■ **Problem statement**:
Your response should contain each line of the data that includes "likes".
============
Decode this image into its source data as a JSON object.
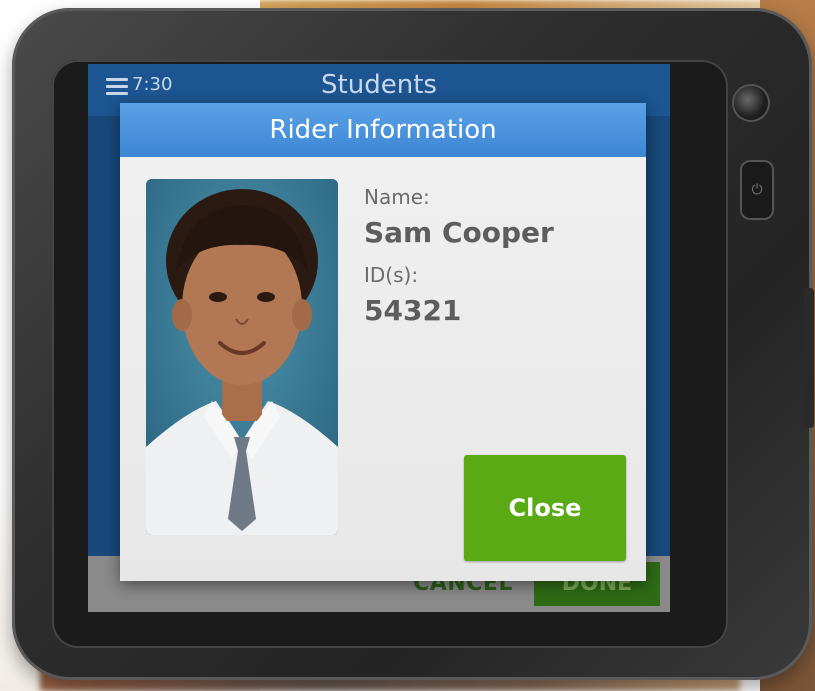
{
  "app": {
    "time": "7:30",
    "title": "Students",
    "cancel_label": "CANCEL",
    "done_label": "DONE"
  },
  "modal": {
    "title": "Rider Information",
    "name_label": "Name:",
    "name_value": "Sam Cooper",
    "id_label": "ID(s):",
    "id_value": "54321",
    "close_label": "Close"
  },
  "colors": {
    "modal_header": "#4a93dd",
    "close_button": "#5aaa16",
    "done_button": "#2f6b16",
    "app_header": "#1c5591"
  },
  "icons": {
    "menu": "menu-icon",
    "power": "power-icon",
    "camera": "camera-icon"
  }
}
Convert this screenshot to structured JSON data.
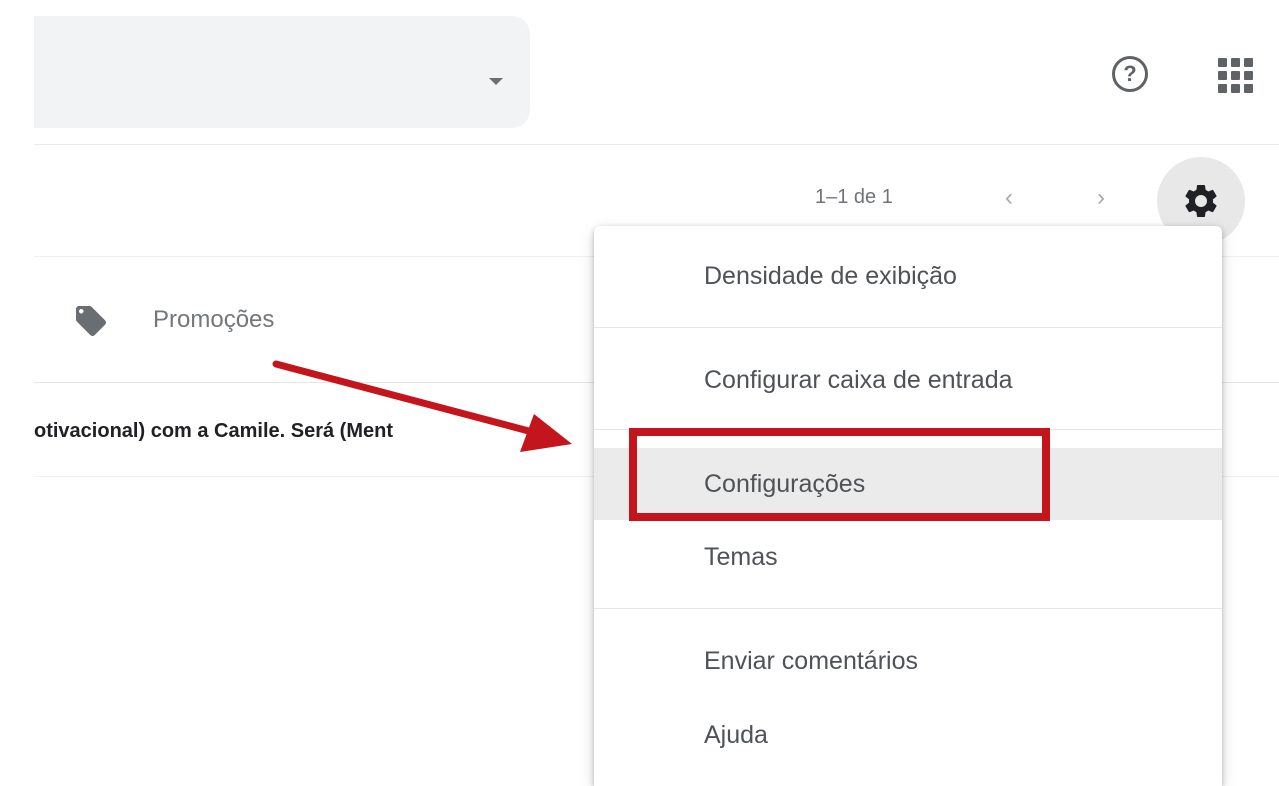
{
  "header": {
    "search_dropdown_icon": "caret-down",
    "help_icon": "help-circle",
    "apps_icon": "apps-grid"
  },
  "toolbar": {
    "pagination": "1–1 de 1",
    "prev_icon": "chevron-left",
    "next_icon": "chevron-right",
    "settings_icon": "gear"
  },
  "tabs": [
    {
      "label": "Promoções",
      "icon": "tag"
    }
  ],
  "email_list": [
    {
      "snippet": "otivacional) com a Camile. Será (Ment"
    }
  ],
  "settings_menu": {
    "items": [
      {
        "label": "Densidade de exibição"
      },
      {
        "label": "Configurar caixa de entrada"
      },
      {
        "label": "Configurações",
        "highlighted": true
      },
      {
        "label": "Temas"
      },
      {
        "label": "Enviar comentários"
      },
      {
        "label": "Ajuda"
      }
    ]
  },
  "annotation": {
    "color": "#c4141c",
    "target": "Configurações"
  }
}
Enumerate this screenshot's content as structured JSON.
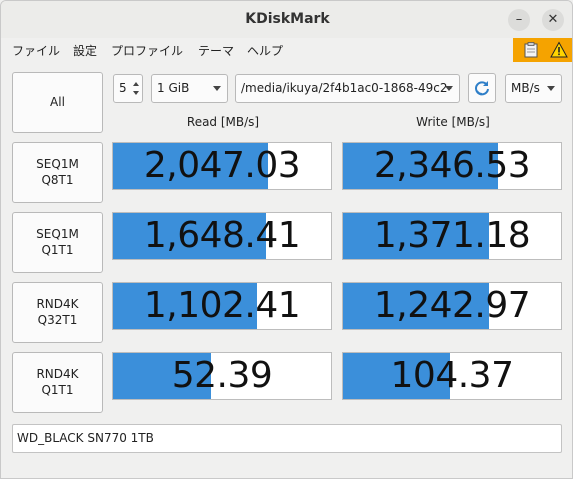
{
  "window": {
    "title": "KDiskMark",
    "minimize": "–",
    "close": "✕"
  },
  "menu": [
    "ファイル",
    "設定",
    "プロファイル",
    "テーマ",
    "ヘルプ"
  ],
  "indicators": [
    "clipboard-icon",
    "warning-icon"
  ],
  "colors": {
    "bar_fill": "#3b8fda",
    "warning_bg": "#f5a300"
  },
  "controls": {
    "all_label": "All",
    "runs": "5",
    "size": "1 GiB",
    "path": "/media/ikuya/2f4b1ac0-1868-49c2-",
    "unit": "MB/s"
  },
  "headers": {
    "read": "Read [MB/s]",
    "write": "Write [MB/s]"
  },
  "tests": [
    {
      "label": "SEQ1M\nQ8T1",
      "read": "2,047.03",
      "write": "2,346.53",
      "read_fill": 0.71,
      "write_fill": 0.71
    },
    {
      "label": "SEQ1M\nQ1T1",
      "read": "1,648.41",
      "write": "1,371.18",
      "read_fill": 0.7,
      "write_fill": 0.67
    },
    {
      "label": "RND4K\nQ32T1",
      "read": "1,102.41",
      "write": "1,242.97",
      "read_fill": 0.66,
      "write_fill": 0.67
    },
    {
      "label": "RND4K\nQ1T1",
      "read": "52.39",
      "write": "104.37",
      "read_fill": 0.45,
      "write_fill": 0.49
    }
  ],
  "device": "WD_BLACK SN770 1TB"
}
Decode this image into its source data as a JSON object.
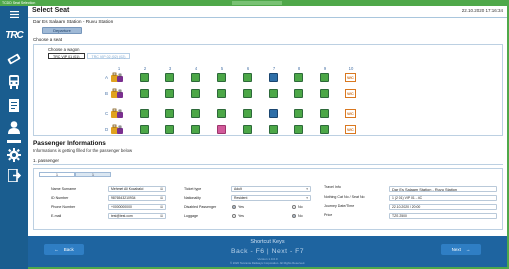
{
  "window": {
    "title": "TCDD Seat Selection",
    "date": "22.10.2020 17:16:34"
  },
  "page": {
    "title": "Select Seat",
    "route": "Dar Es Salaam Station - Ruvu Station",
    "direction_tab": "Departure",
    "choose_seat_label": "Choose a seat"
  },
  "seat_map": {
    "choose_wagon_label": "Choose a wagon",
    "wagons": [
      {
        "label": "TRC VIP 01 (01)",
        "active": true
      },
      {
        "label": "TRC VIP 02 (02) (02)",
        "active": false
      }
    ],
    "columns": [
      "1",
      "2",
      "3",
      "4",
      "5",
      "6",
      "7",
      "8",
      "9",
      "10"
    ],
    "rows": [
      "A",
      "B",
      "C",
      "D"
    ],
    "wc_label": "WC",
    "seat_states": {
      "A": [
        "lug",
        "free",
        "free",
        "free",
        "free",
        "free",
        "occupied",
        "free",
        "free",
        "wc"
      ],
      "B": [
        "lug",
        "free",
        "free",
        "free",
        "free",
        "free",
        "free",
        "free",
        "free",
        "wc"
      ],
      "C": [
        "lug",
        "free",
        "free",
        "free",
        "free",
        "free",
        "occupied",
        "free",
        "free",
        "wc"
      ],
      "D": [
        "lug",
        "free",
        "free",
        "free",
        "reserved",
        "free",
        "free",
        "free",
        "free",
        "wc"
      ]
    },
    "colors": {
      "free": "#4ca747",
      "occupied": "#2f6fa8",
      "reserved": "#d25a9a",
      "wc": "#d97820"
    }
  },
  "passenger": {
    "title": "Passenger Informations",
    "subtitle": "Informations is getting filled for the passenger below",
    "passenger_label": "1. passenger",
    "tabs": [
      "1",
      "1"
    ],
    "labels": {
      "name": "Name Surname",
      "id": "ID Number",
      "phone": "Phone Number",
      "email": "E-mail",
      "ticket_type": "Ticket type",
      "nationality": "Nationality",
      "disabled": "Disabled Passenger",
      "luggage": "Luggage",
      "travel_info": "Travel Info",
      "nothing_to": "Nothing Cat No / Seat No",
      "journey_date": "Journey Date/Time",
      "price": "Price"
    },
    "values": {
      "name": "Mehmet Ali Kocabalci",
      "id": "9876543210934",
      "phone": "+0000000000",
      "email": "test@test.com",
      "ticket_type": "Adult",
      "nationality": "Resident",
      "travel_info": "Dar Es Salaam Station - Ruvu Station",
      "seat_no": "1 (2 01) VIP 01 - 4C",
      "journey_date": "22.10.2020 / 20:00",
      "price": "TZS 2500"
    },
    "radio": {
      "yes": "Yes",
      "no": "No"
    }
  },
  "nav": {
    "back_label": "Back",
    "next_label": "Next",
    "shortcut_title": "Shortcut Keys",
    "shortcut_keys": "Back - F6 | Next - F7",
    "version": "Version 1.0.0.0",
    "copyright": "© 2020 Tanzania Railways Corporation. All Rights Reserved."
  }
}
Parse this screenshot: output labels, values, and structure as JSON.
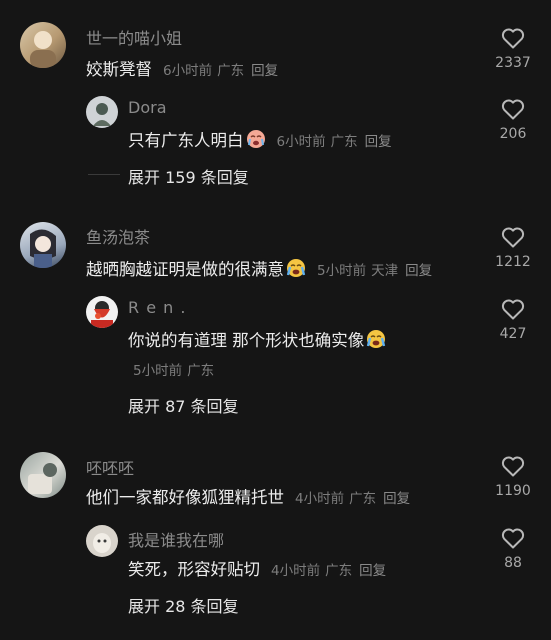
{
  "comments": [
    {
      "name": "世一的喵小姐",
      "text": "姣斯凳督",
      "time": "6小时前",
      "location": "广东",
      "reply": "回复",
      "likes": "2337",
      "replies": [
        {
          "name": "Dora",
          "text": "只有广东人明白",
          "time": "6小时前",
          "location": "广东",
          "reply": "回复",
          "likes": "206"
        }
      ],
      "expand_label": "展开 159 条回复"
    },
    {
      "name": "鱼汤泡茶",
      "text": "越晒胸越证明是做的很满意",
      "time": "5小时前",
      "location": "天津",
      "reply": "回复",
      "likes": "1212",
      "replies": [
        {
          "name": "R e n .",
          "text": "你说的有道理 那个形状也确实像",
          "time": "5小时前",
          "location": "广东",
          "reply": "回复",
          "likes": "427"
        }
      ],
      "expand_label": "展开 87 条回复"
    },
    {
      "name": "呸呸呸",
      "text": "他们一家都好像狐狸精托世",
      "time": "4小时前",
      "location": "广东",
      "reply": "回复",
      "likes": "1190",
      "replies": [
        {
          "name": "我是谁我在哪",
          "text": "笑死，形容好贴切",
          "time": "4小时前",
          "location": "广东",
          "reply": "回复",
          "likes": "88"
        }
      ],
      "expand_label": "展开 28 条回复"
    }
  ],
  "colors": {
    "background": "#151515",
    "name": "#8b8b8b",
    "text": "#ececec",
    "meta": "#7d7d7d"
  },
  "icons": {
    "like": "heart-outline-icon",
    "emoji": "crying-face-emoji-icon"
  }
}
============
■ **Solution**:
      "likes": "2337",
          "likes": "206"
      "likes": "1212",
          "likes": "427"
      "likes": "1190",
          "likes": "88"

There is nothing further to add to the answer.